:: Instructions to follow ::
Each entry that appears below should be restated word for word.

───── Input ─────

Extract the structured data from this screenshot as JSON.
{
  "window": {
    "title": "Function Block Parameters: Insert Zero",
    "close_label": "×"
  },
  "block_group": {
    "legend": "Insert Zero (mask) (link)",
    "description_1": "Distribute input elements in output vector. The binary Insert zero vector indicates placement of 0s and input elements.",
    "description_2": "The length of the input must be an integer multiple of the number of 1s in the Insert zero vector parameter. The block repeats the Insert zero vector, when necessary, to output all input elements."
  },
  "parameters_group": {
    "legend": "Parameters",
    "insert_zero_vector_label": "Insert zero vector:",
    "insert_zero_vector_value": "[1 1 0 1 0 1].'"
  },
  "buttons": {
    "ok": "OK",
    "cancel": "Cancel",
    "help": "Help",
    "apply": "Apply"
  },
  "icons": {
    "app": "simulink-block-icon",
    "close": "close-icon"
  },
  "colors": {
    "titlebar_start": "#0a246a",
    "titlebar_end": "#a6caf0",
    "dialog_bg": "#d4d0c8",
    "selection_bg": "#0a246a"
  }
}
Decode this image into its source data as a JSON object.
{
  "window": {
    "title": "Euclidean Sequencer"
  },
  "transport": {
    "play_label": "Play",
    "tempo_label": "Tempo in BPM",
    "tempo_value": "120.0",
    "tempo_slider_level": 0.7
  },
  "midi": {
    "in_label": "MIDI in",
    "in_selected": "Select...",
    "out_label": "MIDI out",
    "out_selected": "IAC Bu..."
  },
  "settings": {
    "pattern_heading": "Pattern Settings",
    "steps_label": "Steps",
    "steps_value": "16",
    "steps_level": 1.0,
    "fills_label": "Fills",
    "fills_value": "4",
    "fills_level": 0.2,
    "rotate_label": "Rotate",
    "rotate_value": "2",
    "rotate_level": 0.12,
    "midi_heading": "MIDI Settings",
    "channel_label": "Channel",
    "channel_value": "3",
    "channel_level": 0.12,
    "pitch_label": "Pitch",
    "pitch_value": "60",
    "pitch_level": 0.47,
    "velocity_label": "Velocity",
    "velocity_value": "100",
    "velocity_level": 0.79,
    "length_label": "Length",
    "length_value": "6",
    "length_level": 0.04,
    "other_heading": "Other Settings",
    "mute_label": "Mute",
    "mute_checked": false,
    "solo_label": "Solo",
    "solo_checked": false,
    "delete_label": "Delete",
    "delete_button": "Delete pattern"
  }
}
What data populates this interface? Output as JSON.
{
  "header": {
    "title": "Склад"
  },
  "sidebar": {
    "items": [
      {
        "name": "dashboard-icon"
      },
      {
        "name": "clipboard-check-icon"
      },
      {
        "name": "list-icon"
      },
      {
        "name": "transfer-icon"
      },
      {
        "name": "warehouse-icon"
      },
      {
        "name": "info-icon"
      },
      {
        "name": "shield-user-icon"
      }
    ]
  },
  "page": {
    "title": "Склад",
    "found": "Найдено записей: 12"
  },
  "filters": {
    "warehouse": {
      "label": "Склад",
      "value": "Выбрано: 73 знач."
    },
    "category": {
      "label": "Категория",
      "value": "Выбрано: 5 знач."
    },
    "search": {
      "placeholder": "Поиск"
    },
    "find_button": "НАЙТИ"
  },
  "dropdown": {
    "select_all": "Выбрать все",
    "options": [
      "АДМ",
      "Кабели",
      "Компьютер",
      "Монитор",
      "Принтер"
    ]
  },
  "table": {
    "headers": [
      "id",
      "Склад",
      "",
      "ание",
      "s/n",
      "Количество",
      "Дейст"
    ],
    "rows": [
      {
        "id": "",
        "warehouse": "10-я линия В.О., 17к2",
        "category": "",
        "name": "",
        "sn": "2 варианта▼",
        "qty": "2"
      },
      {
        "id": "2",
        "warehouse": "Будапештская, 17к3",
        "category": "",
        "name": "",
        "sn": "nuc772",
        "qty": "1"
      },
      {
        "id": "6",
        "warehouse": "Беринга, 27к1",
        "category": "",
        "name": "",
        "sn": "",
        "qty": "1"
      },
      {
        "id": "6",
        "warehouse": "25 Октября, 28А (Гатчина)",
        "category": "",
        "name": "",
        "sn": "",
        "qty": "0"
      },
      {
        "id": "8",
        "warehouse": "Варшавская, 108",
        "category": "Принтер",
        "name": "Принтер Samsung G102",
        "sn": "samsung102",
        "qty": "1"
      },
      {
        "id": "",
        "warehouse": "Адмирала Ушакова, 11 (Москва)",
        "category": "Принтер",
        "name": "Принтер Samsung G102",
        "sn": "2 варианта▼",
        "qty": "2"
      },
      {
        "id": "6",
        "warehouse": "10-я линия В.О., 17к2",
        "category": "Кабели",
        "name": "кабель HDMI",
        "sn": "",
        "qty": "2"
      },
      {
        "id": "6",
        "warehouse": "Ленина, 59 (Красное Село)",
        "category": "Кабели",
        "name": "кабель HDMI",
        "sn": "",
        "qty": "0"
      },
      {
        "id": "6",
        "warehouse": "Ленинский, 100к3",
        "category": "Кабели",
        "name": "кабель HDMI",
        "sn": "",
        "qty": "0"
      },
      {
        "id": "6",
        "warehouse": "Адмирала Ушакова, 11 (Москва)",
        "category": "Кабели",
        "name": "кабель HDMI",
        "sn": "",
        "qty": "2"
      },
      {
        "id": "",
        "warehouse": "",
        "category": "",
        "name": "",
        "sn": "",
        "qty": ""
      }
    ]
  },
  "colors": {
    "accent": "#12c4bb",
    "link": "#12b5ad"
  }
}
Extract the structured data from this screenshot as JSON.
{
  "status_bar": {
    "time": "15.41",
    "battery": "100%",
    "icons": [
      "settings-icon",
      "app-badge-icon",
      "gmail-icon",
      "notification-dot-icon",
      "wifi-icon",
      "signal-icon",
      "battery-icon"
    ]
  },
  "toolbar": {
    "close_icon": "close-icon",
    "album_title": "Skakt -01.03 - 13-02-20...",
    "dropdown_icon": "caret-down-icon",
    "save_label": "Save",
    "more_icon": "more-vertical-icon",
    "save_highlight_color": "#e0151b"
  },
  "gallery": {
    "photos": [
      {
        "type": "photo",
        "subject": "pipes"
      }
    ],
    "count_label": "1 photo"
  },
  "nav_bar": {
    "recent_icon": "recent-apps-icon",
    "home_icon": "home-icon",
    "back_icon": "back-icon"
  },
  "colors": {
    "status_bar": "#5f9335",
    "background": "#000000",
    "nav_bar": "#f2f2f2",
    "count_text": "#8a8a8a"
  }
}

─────

:: Answer space ::
Extract the structured data from this screenshot as JSON.
{
  "window": {
    "title": "Function Block Parameters: Insert Zero",
    "close_label": "×"
  },
  "block_group": {
    "legend": "Insert Zero (mask) (link)",
    "description_1": "Distribute input elements in output vector. The binary Insert zero vector indicates placement of 0s and input elements.",
    "description_2": "The length of the input must be an integer multiple of the number of 1s in the Insert zero vector parameter. The block repeats the Insert zero vector, when necessary, to output all input elements."
  },
  "parameters_group": {
    "legend": "Parameters",
    "insert_zero_vector_label": "Insert zero vector:",
    "insert_zero_vector_value": "[1 1 0 1 0 1].'"
  },
  "buttons": {
    "ok": "OK",
    "cancel": "Cancel",
    "help": "Help",
    "apply": "Apply"
  },
  "icons": {
    "app": "simulink-block-icon",
    "close": "close-icon"
  },
  "colors": {
    "titlebar_start": "#0a246a",
    "titlebar_end": "#a6caf0",
    "dialog_bg": "#d4d0c8",
    "selection_bg": "#0a246a"
  }
}
Decode this image into its source data as a JSON object.
{
  "window": {
    "title": "Euclidean Sequencer"
  },
  "transport": {
    "play_label": "Play",
    "tempo_label": "Tempo in BPM",
    "tempo_value": "120.0",
    "tempo_slider_level": 0.7
  },
  "midi": {
    "in_label": "MIDI in",
    "in_selected": "Select...",
    "out_label": "MIDI out",
    "out_selected": "IAC Bu..."
  },
  "settings": {
    "pattern_heading": "Pattern Settings",
    "steps_label": "Steps",
    "steps_value": "16",
    "steps_level": 1.0,
    "fills_label": "Fills",
    "fills_value": "4",
    "fills_level": 0.2,
    "rotate_label": "Rotate",
    "rotate_value": "2",
    "rotate_level": 0.12,
    "midi_heading": "MIDI Settings",
    "channel_label": "Channel",
    "channel_value": "3",
    "channel_level": 0.12,
    "pitch_label": "Pitch",
    "pitch_value": "60",
    "pitch_level": 0.47,
    "velocity_label": "Velocity",
    "velocity_value": "100",
    "velocity_level": 0.79,
    "length_label": "Length",
    "length_value": "6",
    "length_level": 0.04,
    "other_heading": "Other Settings",
    "mute_label": "Mute",
    "mute_checked": false,
    "solo_label": "Solo",
    "solo_checked": false,
    "delete_label": "Delete",
    "delete_button": "Delete pattern"
  }
}
What data populates this interface? Output as JSON.
{
  "header": {
    "title": "Склад"
  },
  "sidebar": {
    "items": [
      {
        "name": "dashboard-icon"
      },
      {
        "name": "clipboard-check-icon"
      },
      {
        "name": "list-icon"
      },
      {
        "name": "transfer-icon"
      },
      {
        "name": "warehouse-icon"
      },
      {
        "name": "info-icon"
      },
      {
        "name": "shield-user-icon"
      }
    ]
  },
  "page": {
    "title": "Склад",
    "found": "Найдено записей: 12"
  },
  "filters": {
    "warehouse": {
      "label": "Склад",
      "value": "Выбрано: 73 знач."
    },
    "category": {
      "label": "Категория",
      "value": "Выбрано: 5 знач."
    },
    "search": {
      "placeholder": "Поиск"
    },
    "find_button": "НАЙТИ"
  },
  "dropdown": {
    "select_all": "Выбрать все",
    "options": [
      "АДМ",
      "Кабели",
      "Компьютер",
      "Монитор",
      "Принтер"
    ]
  },
  "table": {
    "headers": [
      "id",
      "Склад",
      "",
      "ание",
      "s/n",
      "Количество",
      "Дейст"
    ],
    "rows": [
      {
        "id": "",
        "warehouse": "10-я линия В.О., 17к2",
        "category": "",
        "name": "",
        "sn": "2 варианта▼",
        "qty": "2"
      },
      {
        "id": "2",
        "warehouse": "Будапештская, 17к3",
        "category": "",
        "name": "",
        "sn": "nuc772",
        "qty": "1"
      },
      {
        "id": "6",
        "warehouse": "Беринга, 27к1",
        "category": "",
        "name": "",
        "sn": "",
        "qty": "1"
      },
      {
        "id": "6",
        "warehouse": "25 Октября, 28А (Гатчина)",
        "category": "",
        "name": "",
        "sn": "",
        "qty": "0"
      },
      {
        "id": "8",
        "warehouse": "Варшавская, 108",
        "category": "Принтер",
        "name": "Принтер Samsung G102",
        "sn": "samsung102",
        "qty": "1"
      },
      {
        "id": "",
        "warehouse": "Адмирала Ушакова, 11 (Москва)",
        "category": "Принтер",
        "name": "Принтер Samsung G102",
        "sn": "2 варианта▼",
        "qty": "2"
      },
      {
        "id": "6",
        "warehouse": "10-я линия В.О., 17к2",
        "category": "Кабели",
        "name": "кабель HDMI",
        "sn": "",
        "qty": "2"
      },
      {
        "id": "6",
        "warehouse": "Ленина, 59 (Красное Село)",
        "category": "Кабели",
        "name": "кабель HDMI",
        "sn": "",
        "qty": "0"
      },
      {
        "id": "6",
        "warehouse": "Ленинский, 100к3",
        "category": "Кабели",
        "name": "кабель HDMI",
        "sn": "",
        "qty": "0"
      },
      {
        "id": "6",
        "warehouse": "Адмирала Ушакова, 11 (Москва)",
        "category": "Кабели",
        "name": "кабель HDMI",
        "sn": "",
        "qty": "2"
      },
      {
        "id": "",
        "warehouse": "",
        "category": "",
        "name": "",
        "sn": "",
        "qty": ""
      }
    ]
  },
  "colors": {
    "accent": "#12c4bb",
    "link": "#12b5ad"
  }
}
Extract the structured data from this screenshot as JSON.
{
  "status_bar": {
    "time": "15.41",
    "battery": "100%",
    "icons": [
      "settings-icon",
      "app-badge-icon",
      "gmail-icon",
      "notification-dot-icon",
      "wifi-icon",
      "signal-icon",
      "battery-icon"
    ]
  },
  "toolbar": {
    "close_icon": "close-icon",
    "album_title": "Skakt -01.03 - 13-02-20...",
    "dropdown_icon": "caret-down-icon",
    "save_label": "Save",
    "more_icon": "more-vertical-icon",
    "save_highlight_color": "#e0151b"
  },
  "gallery": {
    "photos": [
      {
        "type": "photo",
        "subject": "pipes"
      }
    ],
    "count_label": "1 photo"
  },
  "nav_bar": {
    "recent_icon": "recent-apps-icon",
    "home_icon": "home-icon",
    "back_icon": "back-icon"
  },
  "colors": {
    "status_bar": "#5f9335",
    "background": "#000000",
    "nav_bar": "#f2f2f2",
    "count_text": "#8a8a8a"
  }
}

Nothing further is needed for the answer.